To state a claim for negligent misrepresentation, a complaint must allege facts establishing that the defendant owed the plaintiff a duty to communicate accurate information. Such a duty has been recognized when negligently conveying false information results in physical injury to a person or harm to property, but “negligent misrepresentation actions are almost universally limited to situations involving a defendant who, in the course of his business or profession, supplies information for the guidance of others in their business relations with third parties.” However, the court noted that such actions have also been recognized against a party under a public duty to provide information, such as when a statute requires a plat of subdivision to be reviewed for a flood hazard determination by the Department of Transportation before it may be filed. In this case, the buyer argued that the City of Peoria’s zoning ordinance prohibiting recording of a deed without first obtaining a “zoning certificate” created a public duty to provide information on zoning to the buyer. The court disagreed, holding that the ordinance did not require the seller to file any information regarding zoning for the benefit of the public or to accurately represent the zoning status to prospective buyers. Consequently, the ordinance did not create a public duty on which the buyer could base a negligent misrepresentation claim.

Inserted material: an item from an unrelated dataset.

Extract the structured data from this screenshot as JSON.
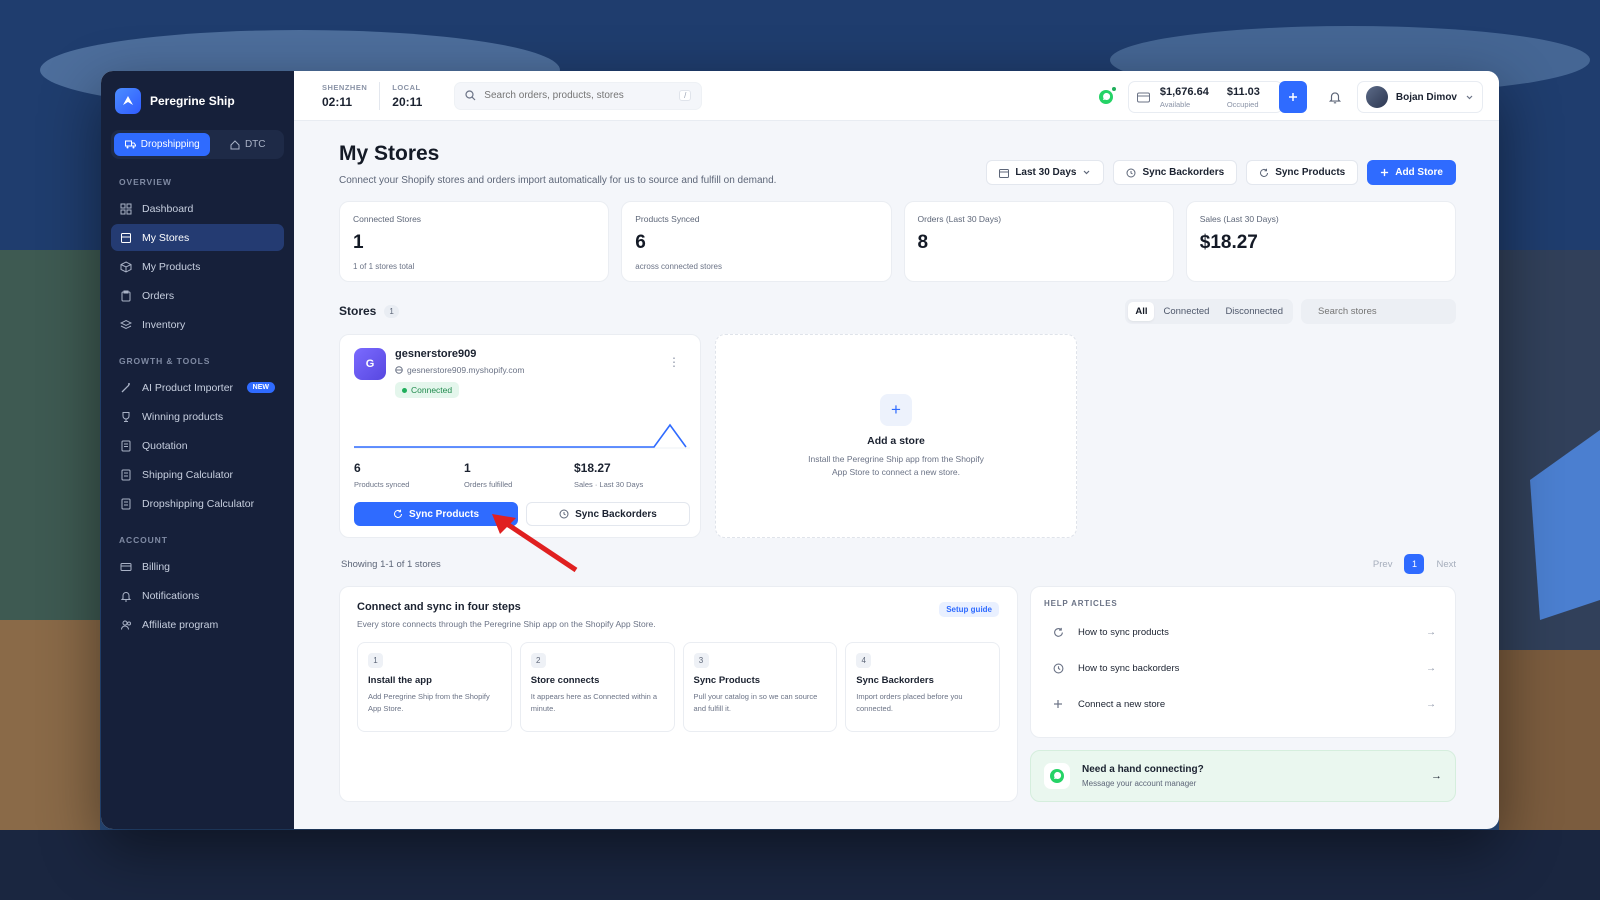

In Village of Willow Springs v. Village of Lemont, 2016 IL App (1st) 152670, Willow Springs sought to enjoin its neighboring village, Lemont, from enforcing a zoning reclassification and approving a proposed development for a concrete crushing and recycling industry. An Illinois appellate court held that to the extent that Willow Springs sought to enjoin the zoning reclassification of the property in question from R‑1 to M‑3, it failed to demonstrate that it was “substantially, directly and adversely affected in its corporate capacity” by the rezoning. It therefore lacked standing to assert its claim. In addition, to the extent that Willow Springs sought to prevent Lemont from approving the proposed industrial development, the challenge was improper, as “Illinois courts have long refused to preemptively enjoin legislative action.” Challenges to a law must await enactment.